Brave Little Belgium is a content platform curated by Creative Belgium.
We look at Belgium's top work from an international perspective.
'Why is it brave and typically Belgian?'

our mission statement

100 years ago, they called us brave little belgium.
Or 'these little fuckers.' We had our own ideas.
When they asked us to step in line, we peed on their shoes.
Dangerous. But brave.
That typifies us, Belgians.
So let's be proud of our brave ideas. And show them.
By gathering the best work from hellhole and beyond,
we make the rest pee their pants again.
Because the little fuckers are back.

  • 15/07/2022

Lisa Carletta: from Mons to Brussels, from London to Milan

Why do one thing when you’re good at so many? At least, that’s what we think when we look at Lisa Carletta’s portfolio. This photographer slash director from Mons covers quite the range. Commercial shoots for Ikea? Sure. Editorials for Vogue Italia? Why not? Portraying artists like our national treasure Stromae? Of course. Fine art compositions, breast cancer awareness campaigns and 3D Animation art projects? Check, check and triple check. And there’s plenty more, but this paragraph has to end at some point, doesn’t it? It's clear: Lisa has already run a fascinating course at the age of 39. It all started with a fairly basic photography class in school when she was 12. About a decade and a half later – overarching the rest of high school, a degree in advertising and a few internships – it would turn out to become her career. Not bad for an autodidact. It started in Belgium, but soon the sirens abroad lured her away. First Paris, then London where she studied fine arts at the esteemed Royal College of Art. Today, she lives closer to her roots: Italy. Travelling between, Milan, Paris, London and Belgium, she keeps on rolling.

The range of your work is hard to summarize in a couple of words. How would you introduce yourself at a cocktail party?

  • L. I would keep it short: photographer and director. I could introduce myself as an artist as well. But I wouldn’t do that. Sounds a bit pretentious, doesn’t it? (laughs)

You’re a self-taught photographer and director. There are easier ways to start a career. How did that happen?

  • L. I was looking for a fixed job in advertising, but I didn’t feel as if there were chances for me. As I was very passionate about photography, I decided to take the leap and just start. I was already 27 back then, so quite late. But that’s the way it went. Victoire Magazine, part of Le Soir, was my first big break. They gave me a change by handing me a very broad theme like Christmas or cinema, and a whole lot of freedom. They let me develop my ideas and concepts in near total freedom. That way, my portfolio grew, and other agencies started contacting me. That brought me to Paris. After that, the ball kept rolling.

That doesn’t sound like you’ve been minutely working out a masterplan for your career?
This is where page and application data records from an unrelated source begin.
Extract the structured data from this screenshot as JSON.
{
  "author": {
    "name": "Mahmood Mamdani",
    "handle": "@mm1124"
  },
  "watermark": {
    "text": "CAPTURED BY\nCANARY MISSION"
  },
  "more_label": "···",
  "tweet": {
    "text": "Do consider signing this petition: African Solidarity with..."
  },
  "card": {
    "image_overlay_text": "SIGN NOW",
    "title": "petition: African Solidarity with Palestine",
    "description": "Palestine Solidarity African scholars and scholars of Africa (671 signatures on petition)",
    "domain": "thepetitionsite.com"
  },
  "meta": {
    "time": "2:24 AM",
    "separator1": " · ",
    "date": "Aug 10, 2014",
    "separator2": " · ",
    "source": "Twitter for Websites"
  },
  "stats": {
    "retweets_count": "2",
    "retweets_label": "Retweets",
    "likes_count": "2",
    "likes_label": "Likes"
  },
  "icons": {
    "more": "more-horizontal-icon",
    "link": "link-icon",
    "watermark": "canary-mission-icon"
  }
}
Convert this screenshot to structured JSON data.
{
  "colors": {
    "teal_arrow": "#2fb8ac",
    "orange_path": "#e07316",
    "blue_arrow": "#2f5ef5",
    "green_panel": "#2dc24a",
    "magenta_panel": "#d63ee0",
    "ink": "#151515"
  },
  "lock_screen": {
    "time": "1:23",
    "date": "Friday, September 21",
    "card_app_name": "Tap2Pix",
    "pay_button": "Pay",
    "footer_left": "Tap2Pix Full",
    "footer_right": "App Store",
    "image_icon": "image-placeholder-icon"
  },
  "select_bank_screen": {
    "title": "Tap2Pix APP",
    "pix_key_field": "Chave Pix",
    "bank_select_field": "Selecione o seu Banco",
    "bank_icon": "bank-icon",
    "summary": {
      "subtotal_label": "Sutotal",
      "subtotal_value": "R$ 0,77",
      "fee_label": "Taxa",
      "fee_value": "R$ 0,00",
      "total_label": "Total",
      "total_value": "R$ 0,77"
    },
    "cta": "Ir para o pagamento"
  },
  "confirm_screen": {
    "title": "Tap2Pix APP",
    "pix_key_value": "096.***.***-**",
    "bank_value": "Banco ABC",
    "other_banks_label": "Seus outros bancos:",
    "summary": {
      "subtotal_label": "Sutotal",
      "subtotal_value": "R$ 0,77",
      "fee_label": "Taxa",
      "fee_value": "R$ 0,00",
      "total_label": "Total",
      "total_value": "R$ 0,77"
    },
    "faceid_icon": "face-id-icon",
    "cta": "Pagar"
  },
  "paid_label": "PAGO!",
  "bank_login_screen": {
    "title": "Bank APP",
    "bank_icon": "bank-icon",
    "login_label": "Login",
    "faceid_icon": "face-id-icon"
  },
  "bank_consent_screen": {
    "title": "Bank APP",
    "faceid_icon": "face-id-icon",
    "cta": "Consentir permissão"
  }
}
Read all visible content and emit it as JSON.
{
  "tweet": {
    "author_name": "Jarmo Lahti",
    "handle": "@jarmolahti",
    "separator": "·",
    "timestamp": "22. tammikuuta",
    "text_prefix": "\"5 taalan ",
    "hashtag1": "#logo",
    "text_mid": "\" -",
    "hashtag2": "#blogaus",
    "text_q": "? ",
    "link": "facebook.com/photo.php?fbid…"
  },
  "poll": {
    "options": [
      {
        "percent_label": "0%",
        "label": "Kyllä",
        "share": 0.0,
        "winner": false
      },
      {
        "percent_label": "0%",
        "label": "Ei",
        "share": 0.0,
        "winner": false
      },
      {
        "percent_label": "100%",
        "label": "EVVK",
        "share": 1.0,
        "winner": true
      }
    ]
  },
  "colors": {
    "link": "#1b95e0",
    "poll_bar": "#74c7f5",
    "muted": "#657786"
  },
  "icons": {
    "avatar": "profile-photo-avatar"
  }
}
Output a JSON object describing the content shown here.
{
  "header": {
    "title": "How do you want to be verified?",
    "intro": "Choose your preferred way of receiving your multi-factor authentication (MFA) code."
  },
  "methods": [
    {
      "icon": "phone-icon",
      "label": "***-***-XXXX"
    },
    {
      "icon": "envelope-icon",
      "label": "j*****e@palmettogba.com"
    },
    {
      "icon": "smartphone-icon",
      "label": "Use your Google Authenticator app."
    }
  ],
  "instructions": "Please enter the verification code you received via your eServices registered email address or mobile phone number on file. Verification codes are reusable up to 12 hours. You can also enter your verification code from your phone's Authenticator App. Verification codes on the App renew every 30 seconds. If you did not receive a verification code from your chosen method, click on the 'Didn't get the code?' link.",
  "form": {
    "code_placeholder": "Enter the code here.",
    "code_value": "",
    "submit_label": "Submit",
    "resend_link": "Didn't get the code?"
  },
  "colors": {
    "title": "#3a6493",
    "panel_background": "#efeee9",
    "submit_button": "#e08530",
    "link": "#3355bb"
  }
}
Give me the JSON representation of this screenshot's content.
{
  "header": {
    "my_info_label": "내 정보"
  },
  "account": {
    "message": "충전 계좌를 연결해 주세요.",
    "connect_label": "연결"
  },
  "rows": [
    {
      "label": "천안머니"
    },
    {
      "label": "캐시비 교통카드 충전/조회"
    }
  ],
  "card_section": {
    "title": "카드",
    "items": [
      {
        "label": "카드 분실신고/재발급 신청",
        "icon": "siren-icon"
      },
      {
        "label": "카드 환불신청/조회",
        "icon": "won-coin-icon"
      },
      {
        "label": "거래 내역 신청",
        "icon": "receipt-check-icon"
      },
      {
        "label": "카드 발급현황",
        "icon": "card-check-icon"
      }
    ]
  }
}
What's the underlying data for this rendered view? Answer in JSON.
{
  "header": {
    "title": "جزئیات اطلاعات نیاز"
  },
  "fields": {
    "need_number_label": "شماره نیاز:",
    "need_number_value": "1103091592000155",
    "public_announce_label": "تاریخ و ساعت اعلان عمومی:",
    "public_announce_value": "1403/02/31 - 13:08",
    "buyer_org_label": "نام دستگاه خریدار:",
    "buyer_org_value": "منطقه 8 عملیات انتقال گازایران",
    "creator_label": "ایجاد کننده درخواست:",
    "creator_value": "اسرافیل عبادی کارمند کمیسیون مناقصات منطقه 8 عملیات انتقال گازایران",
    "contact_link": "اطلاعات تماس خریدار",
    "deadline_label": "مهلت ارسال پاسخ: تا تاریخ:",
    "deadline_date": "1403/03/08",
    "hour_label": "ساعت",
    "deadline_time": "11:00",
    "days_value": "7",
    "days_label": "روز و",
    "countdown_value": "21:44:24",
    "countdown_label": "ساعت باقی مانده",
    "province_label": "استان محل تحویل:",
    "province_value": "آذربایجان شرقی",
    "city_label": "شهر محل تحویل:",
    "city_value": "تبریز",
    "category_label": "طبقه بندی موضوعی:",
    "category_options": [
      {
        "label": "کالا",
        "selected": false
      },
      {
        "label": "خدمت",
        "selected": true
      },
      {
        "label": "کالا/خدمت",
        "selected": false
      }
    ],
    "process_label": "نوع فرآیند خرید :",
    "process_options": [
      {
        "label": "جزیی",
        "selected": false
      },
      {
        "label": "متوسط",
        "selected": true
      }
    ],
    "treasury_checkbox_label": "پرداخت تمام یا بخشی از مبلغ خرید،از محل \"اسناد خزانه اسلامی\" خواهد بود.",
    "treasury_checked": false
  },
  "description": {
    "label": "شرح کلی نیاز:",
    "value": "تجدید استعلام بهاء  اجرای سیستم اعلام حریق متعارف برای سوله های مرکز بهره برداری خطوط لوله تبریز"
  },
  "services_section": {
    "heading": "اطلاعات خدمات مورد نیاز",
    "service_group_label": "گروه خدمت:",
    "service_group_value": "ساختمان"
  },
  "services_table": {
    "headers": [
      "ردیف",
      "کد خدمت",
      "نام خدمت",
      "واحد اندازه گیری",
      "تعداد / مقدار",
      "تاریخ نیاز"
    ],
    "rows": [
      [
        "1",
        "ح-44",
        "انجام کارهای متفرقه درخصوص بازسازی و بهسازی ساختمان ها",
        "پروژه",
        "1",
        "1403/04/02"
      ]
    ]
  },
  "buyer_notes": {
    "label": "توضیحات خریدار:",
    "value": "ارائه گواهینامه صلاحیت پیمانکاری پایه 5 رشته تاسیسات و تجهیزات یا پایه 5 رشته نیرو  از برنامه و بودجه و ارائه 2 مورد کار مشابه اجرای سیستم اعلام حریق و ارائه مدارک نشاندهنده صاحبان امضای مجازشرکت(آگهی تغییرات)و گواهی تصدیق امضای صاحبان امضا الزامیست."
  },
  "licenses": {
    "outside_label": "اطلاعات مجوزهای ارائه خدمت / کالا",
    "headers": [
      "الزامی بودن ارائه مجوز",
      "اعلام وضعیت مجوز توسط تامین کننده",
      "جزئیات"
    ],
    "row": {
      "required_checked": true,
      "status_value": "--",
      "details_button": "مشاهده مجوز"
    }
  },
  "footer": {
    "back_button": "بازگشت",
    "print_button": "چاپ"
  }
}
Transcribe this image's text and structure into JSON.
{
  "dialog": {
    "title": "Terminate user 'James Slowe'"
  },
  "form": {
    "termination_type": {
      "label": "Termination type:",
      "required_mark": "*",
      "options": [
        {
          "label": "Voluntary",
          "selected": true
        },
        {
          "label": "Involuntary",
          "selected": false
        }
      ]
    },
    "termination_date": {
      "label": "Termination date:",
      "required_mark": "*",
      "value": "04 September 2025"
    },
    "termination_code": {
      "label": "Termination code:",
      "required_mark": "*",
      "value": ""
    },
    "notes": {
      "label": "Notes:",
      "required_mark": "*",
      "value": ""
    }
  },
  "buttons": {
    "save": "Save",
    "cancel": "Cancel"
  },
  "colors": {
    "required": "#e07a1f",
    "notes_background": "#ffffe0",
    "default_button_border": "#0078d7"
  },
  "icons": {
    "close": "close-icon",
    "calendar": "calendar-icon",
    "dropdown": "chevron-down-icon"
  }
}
  • L. No, not at all. I’m always just going with the flow. The same goes for London. I visited the Royal College of Art because one of my assistants wanted to do a master’s degree there. I immediately fell in love with the school. So, I applied and was enrolled there. That was in 2015, when I was already working as a photographer for about 7 years. When I left London for Milan, it was quite similar. I felt like I had finished something, and because of Brexit the whole mood in the country had changed. I wanted to reconnect with my roots, my identity. As I’m both Belgian and Italian, I decided to move to Milan.

Belgium, London, Paris, Milan. Worlds apart?

  • L. There are differences, as well in ideas as in the way things work. Belgium is very well organized. Italy not so much (smiles). It’s much more chaotic, I would say. And London treats young people differently. There are many more opportunities for them. Age doesn’t seem to matter, as long as they think that person fits. My first project at a London agency, the account was 22 years old. In Belgium, you’ll need more patience. And then there’s the creative differences. Belgians are much freer in the way they think and talk. We’re not afraid to talk about anything. We dare to go far, for instance in dark humor and irony. That’s a big contrast with Italy. There’s a more conservative mindset, I think. Take the mortierbrigade campaign for Brussels Mobility, with the old guy who won a fortune by betting on alcohol and drug related car crashes. That wouldn’t work in Italy.

Is that part of our creative identity?

  • L. Yeah, the dark humor and irony are important parts of that. We’re not afraid to laugh with ourselves, we don’t take ourselves too seriously. In Paris, for instance, that’s rather different (laughs).

You’ve been living abroad for a while now. Ever feel like moving back?

  • L. (hesitates) Eh, the door is never closed. I actually loved every city I’ve lived in: Brussels, London, now Milan… But I go back home often, for family and for work. So, I don’t have to miss it.